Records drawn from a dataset

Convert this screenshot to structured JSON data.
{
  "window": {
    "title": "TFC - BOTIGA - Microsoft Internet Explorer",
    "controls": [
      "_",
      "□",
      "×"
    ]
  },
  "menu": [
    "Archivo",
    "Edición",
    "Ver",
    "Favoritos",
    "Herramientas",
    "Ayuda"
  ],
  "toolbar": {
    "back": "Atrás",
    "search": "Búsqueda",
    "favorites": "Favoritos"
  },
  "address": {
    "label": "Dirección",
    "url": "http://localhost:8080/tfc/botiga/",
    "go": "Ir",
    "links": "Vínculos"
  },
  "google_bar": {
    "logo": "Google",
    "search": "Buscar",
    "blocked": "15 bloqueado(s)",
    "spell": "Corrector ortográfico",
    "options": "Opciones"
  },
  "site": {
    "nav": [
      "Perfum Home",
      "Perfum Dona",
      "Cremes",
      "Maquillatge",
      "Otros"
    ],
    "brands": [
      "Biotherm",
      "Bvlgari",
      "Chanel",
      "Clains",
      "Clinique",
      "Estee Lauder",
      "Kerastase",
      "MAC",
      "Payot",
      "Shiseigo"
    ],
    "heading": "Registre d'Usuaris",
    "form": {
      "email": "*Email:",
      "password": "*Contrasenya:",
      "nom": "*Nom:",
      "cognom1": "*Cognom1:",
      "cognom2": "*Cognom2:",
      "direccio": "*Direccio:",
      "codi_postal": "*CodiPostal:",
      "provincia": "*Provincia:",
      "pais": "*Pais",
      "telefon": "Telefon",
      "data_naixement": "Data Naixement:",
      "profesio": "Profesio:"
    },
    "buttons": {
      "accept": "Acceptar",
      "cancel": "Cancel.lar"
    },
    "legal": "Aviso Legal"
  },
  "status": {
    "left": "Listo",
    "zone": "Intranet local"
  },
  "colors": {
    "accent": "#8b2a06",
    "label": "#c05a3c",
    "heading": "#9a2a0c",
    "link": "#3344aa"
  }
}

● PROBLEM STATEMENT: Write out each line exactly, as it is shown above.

● EXPECTED ANSWER:
Convert this screenshot to structured JSON data.
{
  "window": {
    "title": "TFC - BOTIGA - Microsoft Internet Explorer",
    "controls": [
      "_",
      "□",
      "×"
    ]
  },
  "menu": [
    "Archivo",
    "Edición",
    "Ver",
    "Favoritos",
    "Herramientas",
    "Ayuda"
  ],
  "toolbar": {
    "back": "Atrás",
    "search": "Búsqueda",
    "favorites": "Favoritos"
  },
  "address": {
    "label": "Dirección",
    "url": "http://localhost:8080/tfc/botiga/",
    "go": "Ir",
    "links": "Vínculos"
  },
  "google_bar": {
    "logo": "Google",
    "search": "Buscar",
    "blocked": "15 bloqueado(s)",
    "spell": "Corrector ortográfico",
    "options": "Opciones"
  },
  "site": {
    "nav": [
      "Perfum Home",
      "Perfum Dona",
      "Cremes",
      "Maquillatge",
      "Otros"
    ],
    "brands": [
      "Biotherm",
      "Bvlgari",
      "Chanel",
      "Clains",
      "Clinique",
      "Estee Lauder",
      "Kerastase",
      "MAC",
      "Payot",
      "Shiseigo"
    ],
    "heading": "Registre d'Usuaris",
    "form": {
      "email": "*Email:",
      "password": "*Contrasenya:",
      "nom": "*Nom:",
      "cognom1": "*Cognom1:",
      "cognom2": "*Cognom2:",
      "direccio": "*Direccio:",
      "codi_postal": "*CodiPostal:",
      "provincia": "*Provincia:",
      "pais": "*Pais",
      "telefon": "Telefon",
      "data_naixement": "Data Naixement:",
      "profesio": "Profesio:"
    },
    "buttons": {
      "accept": "Acceptar",
      "cancel": "Cancel.lar"
    },
    "legal": "Aviso Legal"
  },
  "status": {
    "left": "Listo",
    "zone": "Intranet local"
  },
  "colors": {
    "accent": "#8b2a06",
    "label": "#c05a3c",
    "heading": "#9a2a0c",
    "link": "#3344aa"
  }
}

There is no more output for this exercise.